## MATERIAL FOR THIS TASK:
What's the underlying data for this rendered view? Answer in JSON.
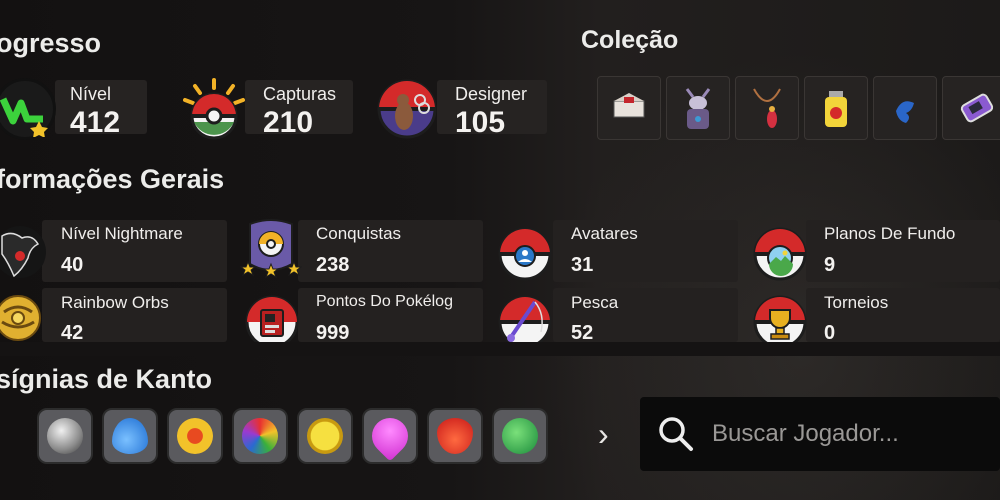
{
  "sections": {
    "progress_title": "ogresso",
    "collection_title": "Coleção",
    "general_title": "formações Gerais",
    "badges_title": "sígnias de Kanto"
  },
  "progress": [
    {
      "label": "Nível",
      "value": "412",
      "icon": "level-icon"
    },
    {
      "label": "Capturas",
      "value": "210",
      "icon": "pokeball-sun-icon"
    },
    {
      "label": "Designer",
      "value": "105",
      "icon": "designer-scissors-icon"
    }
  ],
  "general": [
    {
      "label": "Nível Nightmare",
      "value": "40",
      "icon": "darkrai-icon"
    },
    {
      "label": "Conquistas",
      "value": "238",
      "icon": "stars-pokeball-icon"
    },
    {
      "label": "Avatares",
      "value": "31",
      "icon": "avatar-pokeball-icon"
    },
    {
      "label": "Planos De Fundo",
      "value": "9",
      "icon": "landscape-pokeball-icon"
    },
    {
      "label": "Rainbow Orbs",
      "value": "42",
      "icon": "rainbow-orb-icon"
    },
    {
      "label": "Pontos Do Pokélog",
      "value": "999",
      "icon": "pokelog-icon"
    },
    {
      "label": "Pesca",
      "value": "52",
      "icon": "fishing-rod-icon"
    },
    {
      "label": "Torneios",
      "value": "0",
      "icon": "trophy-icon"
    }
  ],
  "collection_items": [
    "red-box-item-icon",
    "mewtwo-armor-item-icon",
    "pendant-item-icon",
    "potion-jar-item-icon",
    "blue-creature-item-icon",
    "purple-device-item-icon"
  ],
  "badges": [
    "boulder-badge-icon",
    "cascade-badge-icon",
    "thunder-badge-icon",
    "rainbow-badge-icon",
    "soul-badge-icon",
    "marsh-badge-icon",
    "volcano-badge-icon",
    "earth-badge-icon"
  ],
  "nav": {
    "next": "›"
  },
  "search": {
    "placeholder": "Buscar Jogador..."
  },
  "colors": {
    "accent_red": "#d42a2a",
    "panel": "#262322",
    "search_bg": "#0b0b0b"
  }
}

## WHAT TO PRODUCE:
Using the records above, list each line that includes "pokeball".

## SOLUTION BELOW:
      "icon": "pokeball-sun-icon"
      "icon": "stars-pokeball-icon"
      "icon": "avatar-pokeball-icon"
      "icon": "landscape-pokeball-icon"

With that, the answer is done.